Unless you are all working out of the same working tree, you are using branches, whether you call them that or not. Every time a developer checks out into his working tree, he creates a separate local branch of development, and every time he checks in he does a merge. For most teams, the question isn't if you use branches, the questions are how many and for what purpose?
The only way to do truly "continuous" integration is for everyone to work out of the same working tree. That way, you immediately know if your changes adversely impact someone else's. Obviously, that's untenable. You need a certain degree of isolation in a branch in order to accomplish anything, even if that "branch" is just your local working directory. What's needed is a proper balance of integration and isolation.
In my experience, using more branches improves the degree of integration, because the integration is done with precisely the people it needs to be done, and everyone else can more easily isolate non-related problems as required.
For example, I spent the last day tracking down three recently introduced integration-related bugs in our build that were blocking my "real" work. Having done my due diligence in reporting these bugs to the people who need to fix them, am I now just supposed to wait until they are finished to continue my work? Of course not. I created a temporary local branch that reverts those changes so I can have a stable baseline to work against while still receiving the latest changes from upstream.
Without the ability to make a new branch for that purpose, I would be reduced to one of three options: either revert the changes in the central repo, manually maintain the patches that revert them in my working tree and try not to accidentally check them in, or back out to a version before those bugs were introduced. The first option is likely to break some other dependency. The second option is a lot of work, so most people choose the third option, which essentially prevents you from doing more integration work until the previously found bugs are fixed.

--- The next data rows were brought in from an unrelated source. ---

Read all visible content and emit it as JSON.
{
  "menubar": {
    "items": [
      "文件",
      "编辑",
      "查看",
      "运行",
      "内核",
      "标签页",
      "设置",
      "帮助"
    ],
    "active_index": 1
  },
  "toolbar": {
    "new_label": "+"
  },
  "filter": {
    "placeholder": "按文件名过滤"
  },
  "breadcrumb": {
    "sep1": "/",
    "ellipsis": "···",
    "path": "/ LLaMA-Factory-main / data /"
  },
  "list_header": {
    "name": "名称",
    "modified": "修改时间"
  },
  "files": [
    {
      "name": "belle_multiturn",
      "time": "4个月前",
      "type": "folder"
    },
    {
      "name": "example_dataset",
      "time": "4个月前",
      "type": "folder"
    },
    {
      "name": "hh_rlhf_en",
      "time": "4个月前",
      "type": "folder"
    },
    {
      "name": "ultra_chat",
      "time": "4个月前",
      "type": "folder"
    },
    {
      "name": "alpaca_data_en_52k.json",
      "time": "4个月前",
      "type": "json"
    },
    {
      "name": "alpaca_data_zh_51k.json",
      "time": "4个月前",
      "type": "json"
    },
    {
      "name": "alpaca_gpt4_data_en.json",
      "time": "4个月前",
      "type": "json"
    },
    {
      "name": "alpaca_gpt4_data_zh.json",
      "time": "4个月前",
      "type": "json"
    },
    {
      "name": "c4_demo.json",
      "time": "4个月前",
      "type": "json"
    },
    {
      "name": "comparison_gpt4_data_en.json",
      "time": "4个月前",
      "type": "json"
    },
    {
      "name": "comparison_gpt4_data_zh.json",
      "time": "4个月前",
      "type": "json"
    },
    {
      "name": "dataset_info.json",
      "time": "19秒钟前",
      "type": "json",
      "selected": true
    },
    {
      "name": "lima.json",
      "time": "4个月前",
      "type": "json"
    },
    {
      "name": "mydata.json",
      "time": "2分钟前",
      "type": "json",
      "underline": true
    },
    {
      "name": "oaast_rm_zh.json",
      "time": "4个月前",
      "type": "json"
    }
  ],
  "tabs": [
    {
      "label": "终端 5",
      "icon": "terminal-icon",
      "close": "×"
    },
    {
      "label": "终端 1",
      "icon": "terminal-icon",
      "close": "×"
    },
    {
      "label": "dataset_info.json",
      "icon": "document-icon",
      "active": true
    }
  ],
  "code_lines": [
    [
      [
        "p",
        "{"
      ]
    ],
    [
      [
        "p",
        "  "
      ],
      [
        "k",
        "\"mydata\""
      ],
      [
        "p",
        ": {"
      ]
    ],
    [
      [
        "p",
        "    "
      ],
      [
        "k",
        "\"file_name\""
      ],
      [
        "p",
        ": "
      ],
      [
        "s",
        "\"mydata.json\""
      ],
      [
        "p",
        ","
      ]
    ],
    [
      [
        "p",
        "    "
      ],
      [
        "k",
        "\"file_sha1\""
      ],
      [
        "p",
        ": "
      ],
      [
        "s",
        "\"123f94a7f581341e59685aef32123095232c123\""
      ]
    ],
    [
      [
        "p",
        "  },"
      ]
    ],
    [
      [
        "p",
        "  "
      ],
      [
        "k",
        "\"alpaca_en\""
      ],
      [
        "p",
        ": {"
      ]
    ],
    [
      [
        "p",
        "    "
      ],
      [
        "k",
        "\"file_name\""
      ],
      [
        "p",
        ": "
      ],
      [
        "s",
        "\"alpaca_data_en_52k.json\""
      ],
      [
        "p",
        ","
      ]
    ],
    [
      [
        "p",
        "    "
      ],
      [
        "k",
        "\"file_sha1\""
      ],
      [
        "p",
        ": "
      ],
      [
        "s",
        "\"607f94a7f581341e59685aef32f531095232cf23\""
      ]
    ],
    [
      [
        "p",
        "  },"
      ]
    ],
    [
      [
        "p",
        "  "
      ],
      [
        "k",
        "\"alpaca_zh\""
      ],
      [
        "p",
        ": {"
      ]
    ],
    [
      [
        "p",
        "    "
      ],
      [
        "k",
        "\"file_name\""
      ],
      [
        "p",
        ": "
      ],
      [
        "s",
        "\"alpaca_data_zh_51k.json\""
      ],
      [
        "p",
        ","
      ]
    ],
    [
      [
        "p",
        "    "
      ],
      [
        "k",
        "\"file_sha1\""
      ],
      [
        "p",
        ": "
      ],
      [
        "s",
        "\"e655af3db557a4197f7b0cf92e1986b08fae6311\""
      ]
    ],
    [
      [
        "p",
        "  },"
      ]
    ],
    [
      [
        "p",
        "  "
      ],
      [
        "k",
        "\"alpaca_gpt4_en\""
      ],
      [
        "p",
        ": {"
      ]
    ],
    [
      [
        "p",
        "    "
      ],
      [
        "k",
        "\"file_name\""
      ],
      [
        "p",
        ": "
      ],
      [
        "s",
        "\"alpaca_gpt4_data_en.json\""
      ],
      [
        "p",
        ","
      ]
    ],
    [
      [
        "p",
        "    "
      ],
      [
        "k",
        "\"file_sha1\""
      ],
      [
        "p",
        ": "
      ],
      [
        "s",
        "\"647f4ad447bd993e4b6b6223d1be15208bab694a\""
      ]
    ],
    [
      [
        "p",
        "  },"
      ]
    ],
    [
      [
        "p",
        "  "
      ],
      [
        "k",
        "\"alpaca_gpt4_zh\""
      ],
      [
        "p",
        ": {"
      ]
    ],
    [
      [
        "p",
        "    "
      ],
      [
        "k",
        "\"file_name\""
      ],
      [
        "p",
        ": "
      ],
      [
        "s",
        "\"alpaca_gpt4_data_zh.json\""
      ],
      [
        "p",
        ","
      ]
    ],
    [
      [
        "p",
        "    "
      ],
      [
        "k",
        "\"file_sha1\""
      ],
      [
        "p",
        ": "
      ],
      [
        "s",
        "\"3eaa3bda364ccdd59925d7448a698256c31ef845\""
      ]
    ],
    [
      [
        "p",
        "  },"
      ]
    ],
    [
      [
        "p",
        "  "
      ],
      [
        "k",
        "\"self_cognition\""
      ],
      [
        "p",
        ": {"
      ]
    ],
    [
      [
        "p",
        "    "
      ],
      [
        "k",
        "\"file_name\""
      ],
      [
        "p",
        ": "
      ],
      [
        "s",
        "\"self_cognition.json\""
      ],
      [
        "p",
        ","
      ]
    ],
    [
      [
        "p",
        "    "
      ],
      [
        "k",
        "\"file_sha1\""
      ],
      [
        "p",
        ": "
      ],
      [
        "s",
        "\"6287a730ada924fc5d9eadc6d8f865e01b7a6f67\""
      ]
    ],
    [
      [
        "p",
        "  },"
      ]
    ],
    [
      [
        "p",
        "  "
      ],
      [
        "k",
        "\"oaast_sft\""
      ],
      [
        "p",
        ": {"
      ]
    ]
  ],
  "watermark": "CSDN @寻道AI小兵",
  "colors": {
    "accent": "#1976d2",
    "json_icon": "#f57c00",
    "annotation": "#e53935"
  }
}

My example used a private local branch, but the same principle applies to shared branches. If I share my branch, then maybe 5 other people are able to continue on with their primary tasks instead of performing redundant integration work, thus in aggregate more useful integration work is performed. The issue with branching and continuous integration isn't how many branches you have, it's how frequently you merge them.